Chocolate Extract – this is usually made with vodka or some other type of alcohol, much in the same way vanilla extract is made. It can be added to all sorts of goods such as brownies, cakes, ice creams and terrines to add some extra chocolatey flavour. A little bit goes a long way, so it is more affordable for certain commercial bakers to use rather than good-quality unsweetened chocolate. The flavour of chocolate extract compliments vanilla, coffee and other flavourings, and if you make your own, it can really enhance some of your mixed drinks.
In his blog, David Leibovitz describes a fabulous chocolate extract made by an American company called Star Kay White.
“Their chocolate extract is made without heat to avoid ameliorating the true flavor: the beans are soaked in alcohol, then removed. What’s left is a deep-dark brown elixir of highly-concentrated pure chocolate flavor and aroma.
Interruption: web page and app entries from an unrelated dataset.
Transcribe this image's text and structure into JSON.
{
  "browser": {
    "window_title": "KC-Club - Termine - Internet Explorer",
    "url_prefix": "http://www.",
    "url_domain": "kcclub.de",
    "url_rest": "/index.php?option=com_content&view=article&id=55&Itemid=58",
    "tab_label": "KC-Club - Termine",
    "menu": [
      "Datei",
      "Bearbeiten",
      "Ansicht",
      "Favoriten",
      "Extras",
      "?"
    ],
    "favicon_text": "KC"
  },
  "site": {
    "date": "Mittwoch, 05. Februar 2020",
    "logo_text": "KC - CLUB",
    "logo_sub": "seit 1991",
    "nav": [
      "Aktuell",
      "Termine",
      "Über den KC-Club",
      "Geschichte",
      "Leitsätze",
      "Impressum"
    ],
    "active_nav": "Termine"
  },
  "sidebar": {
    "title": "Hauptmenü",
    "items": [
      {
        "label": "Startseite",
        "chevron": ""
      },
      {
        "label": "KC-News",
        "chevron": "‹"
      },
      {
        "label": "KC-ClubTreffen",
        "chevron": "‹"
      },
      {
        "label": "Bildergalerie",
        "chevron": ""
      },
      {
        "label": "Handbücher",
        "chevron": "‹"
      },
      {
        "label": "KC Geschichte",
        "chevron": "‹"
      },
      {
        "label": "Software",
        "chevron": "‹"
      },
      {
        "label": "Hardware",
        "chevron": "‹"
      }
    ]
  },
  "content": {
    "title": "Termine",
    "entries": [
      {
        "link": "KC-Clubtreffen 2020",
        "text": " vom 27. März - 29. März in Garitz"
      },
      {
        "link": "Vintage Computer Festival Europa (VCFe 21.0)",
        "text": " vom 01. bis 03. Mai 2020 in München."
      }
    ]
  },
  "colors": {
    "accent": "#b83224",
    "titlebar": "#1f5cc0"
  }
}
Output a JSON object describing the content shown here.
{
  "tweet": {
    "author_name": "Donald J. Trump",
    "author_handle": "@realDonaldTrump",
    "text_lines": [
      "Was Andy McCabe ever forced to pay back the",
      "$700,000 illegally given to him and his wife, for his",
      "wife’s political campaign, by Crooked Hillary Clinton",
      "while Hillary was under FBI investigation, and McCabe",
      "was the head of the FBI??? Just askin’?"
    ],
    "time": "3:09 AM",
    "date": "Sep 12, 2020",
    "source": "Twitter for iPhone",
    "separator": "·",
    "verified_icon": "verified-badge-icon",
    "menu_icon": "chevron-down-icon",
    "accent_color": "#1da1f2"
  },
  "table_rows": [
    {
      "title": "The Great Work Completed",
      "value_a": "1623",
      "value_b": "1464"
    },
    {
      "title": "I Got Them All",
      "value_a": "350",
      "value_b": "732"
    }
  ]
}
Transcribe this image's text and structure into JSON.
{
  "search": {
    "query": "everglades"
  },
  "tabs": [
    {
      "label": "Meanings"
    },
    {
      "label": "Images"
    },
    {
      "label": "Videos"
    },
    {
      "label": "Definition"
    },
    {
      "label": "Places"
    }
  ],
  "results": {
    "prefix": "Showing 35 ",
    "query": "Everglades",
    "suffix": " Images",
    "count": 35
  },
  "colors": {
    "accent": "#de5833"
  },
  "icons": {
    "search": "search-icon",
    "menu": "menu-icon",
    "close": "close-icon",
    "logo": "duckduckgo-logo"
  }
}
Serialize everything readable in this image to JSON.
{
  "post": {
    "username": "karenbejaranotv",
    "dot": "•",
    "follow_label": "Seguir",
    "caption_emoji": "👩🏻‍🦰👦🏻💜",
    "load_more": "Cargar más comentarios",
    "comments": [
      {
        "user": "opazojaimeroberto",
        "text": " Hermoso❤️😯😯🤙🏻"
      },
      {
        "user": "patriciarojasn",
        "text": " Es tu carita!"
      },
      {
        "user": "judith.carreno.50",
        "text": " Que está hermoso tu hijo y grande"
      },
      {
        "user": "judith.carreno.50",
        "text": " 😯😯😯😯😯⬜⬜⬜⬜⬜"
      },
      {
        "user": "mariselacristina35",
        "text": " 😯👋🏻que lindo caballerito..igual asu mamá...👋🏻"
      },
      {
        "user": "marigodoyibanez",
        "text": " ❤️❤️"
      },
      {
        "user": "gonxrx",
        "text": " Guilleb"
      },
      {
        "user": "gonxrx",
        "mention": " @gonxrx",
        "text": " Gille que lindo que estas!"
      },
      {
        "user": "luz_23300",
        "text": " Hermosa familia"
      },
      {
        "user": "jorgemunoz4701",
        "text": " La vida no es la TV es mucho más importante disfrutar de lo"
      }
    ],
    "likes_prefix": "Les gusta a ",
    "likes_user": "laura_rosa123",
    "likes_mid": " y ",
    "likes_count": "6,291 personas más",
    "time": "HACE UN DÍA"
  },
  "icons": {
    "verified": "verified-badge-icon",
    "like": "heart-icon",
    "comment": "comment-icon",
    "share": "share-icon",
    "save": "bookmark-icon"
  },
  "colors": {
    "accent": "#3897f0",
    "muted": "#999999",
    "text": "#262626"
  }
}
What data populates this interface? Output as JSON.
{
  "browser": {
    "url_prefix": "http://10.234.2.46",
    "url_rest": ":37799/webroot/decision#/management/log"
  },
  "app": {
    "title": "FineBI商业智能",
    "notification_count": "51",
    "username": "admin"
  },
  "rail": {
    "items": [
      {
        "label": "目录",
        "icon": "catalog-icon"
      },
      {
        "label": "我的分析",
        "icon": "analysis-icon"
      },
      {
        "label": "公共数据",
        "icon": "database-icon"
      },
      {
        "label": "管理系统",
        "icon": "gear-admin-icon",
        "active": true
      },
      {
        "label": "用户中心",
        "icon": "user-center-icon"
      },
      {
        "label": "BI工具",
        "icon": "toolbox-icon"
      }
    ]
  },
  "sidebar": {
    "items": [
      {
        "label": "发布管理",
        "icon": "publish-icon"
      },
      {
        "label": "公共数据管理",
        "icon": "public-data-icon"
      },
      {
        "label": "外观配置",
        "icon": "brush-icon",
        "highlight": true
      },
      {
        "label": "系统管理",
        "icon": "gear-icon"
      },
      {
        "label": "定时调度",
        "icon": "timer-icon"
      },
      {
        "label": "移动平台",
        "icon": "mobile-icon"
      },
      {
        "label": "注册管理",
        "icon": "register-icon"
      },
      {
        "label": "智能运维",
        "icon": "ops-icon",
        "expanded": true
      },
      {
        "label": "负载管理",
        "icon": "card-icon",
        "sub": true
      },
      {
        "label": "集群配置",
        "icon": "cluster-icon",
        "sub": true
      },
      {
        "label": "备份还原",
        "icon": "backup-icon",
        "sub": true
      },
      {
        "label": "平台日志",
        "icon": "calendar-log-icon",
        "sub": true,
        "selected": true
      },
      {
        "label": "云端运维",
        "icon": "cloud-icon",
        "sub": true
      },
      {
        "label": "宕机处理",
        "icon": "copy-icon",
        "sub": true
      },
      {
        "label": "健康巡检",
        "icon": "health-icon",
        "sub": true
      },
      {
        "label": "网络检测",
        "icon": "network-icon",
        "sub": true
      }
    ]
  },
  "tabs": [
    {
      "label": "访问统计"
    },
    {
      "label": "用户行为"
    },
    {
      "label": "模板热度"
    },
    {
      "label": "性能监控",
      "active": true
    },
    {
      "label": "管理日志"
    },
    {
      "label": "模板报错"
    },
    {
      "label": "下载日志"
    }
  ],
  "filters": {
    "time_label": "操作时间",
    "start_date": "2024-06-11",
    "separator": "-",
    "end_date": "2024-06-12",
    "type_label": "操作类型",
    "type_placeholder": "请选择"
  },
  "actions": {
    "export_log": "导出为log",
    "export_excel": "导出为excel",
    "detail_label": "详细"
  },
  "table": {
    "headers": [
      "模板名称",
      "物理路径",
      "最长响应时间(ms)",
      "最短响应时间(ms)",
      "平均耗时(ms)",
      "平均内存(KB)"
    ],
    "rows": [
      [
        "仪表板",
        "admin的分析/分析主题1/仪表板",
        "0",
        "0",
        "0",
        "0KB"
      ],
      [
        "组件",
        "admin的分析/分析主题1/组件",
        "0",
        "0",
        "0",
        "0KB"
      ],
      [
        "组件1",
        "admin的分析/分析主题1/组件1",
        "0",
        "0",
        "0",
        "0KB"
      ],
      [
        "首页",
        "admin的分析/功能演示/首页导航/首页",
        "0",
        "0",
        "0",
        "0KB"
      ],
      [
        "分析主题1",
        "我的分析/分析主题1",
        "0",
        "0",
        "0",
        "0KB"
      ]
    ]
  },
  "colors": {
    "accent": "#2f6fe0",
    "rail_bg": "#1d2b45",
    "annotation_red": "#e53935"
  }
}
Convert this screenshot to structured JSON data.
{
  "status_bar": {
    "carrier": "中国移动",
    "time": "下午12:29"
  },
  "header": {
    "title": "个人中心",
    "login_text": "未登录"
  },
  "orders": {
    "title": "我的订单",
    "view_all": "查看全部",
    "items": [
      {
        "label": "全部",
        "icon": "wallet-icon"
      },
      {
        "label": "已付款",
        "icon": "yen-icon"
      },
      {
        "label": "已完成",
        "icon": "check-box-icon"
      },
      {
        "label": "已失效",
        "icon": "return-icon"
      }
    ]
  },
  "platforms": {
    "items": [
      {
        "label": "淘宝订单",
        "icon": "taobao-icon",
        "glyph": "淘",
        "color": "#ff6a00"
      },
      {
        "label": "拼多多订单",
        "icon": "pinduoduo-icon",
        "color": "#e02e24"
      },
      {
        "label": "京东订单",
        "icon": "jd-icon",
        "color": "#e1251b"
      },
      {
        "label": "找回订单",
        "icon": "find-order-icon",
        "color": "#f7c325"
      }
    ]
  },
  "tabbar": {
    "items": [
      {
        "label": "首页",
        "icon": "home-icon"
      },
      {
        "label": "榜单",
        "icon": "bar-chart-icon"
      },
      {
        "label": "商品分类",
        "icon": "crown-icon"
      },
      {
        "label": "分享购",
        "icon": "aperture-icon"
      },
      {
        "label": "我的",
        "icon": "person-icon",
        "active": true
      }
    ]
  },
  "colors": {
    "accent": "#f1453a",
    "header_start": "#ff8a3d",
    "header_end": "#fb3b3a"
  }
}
If you take the cap off and give it a sniff, the scent of pure chocolate will blow you away.”
Click here for the full article and link to Star Kay White’s website:
Chocolate Oil – this oil is made with both natural and artificial flavours. I would personally only order the natural version, if at all. Chocolate oil is highly concentrated and unsweetened. It is often used by caterers to enhance the flavour and viscosity of chocolate used in chocolate fountains. It is also used by some commercial bakers in candy, fudge, dipping, baked and specialty confections.
Grocery store versions are usually diluted with large amounts of alcohol and/or water, whereas some specialty companies sell more pure and natural versions. In the case of natural versions, you only need 1/4 to 1/2 teaspoon of oil per pound of chocolate, and a 1-ounce bottle will flavor up to 25 pounds of chocolate. Not a bad bang for your buck.
Believe it or not, chocolate oil is even used in fractionated (semi-solid or solid) form as a perfume and skin lotion! This product, which I found online, can be mixed with rose petal oil and used as either one. Unbelievable.
Fudge Paste – this is a thick, hard, unsweetened paste derived from raw chocolate (and additives), which usually comes in a large pail. It is mixed with icing sugar and small amount of water until it is runny enough to dip things into, or to pain with. It is typically used top commercial donuts, éclairs and cream puffs. It is a much more affordable product than couverture, which is what I would prefer to use.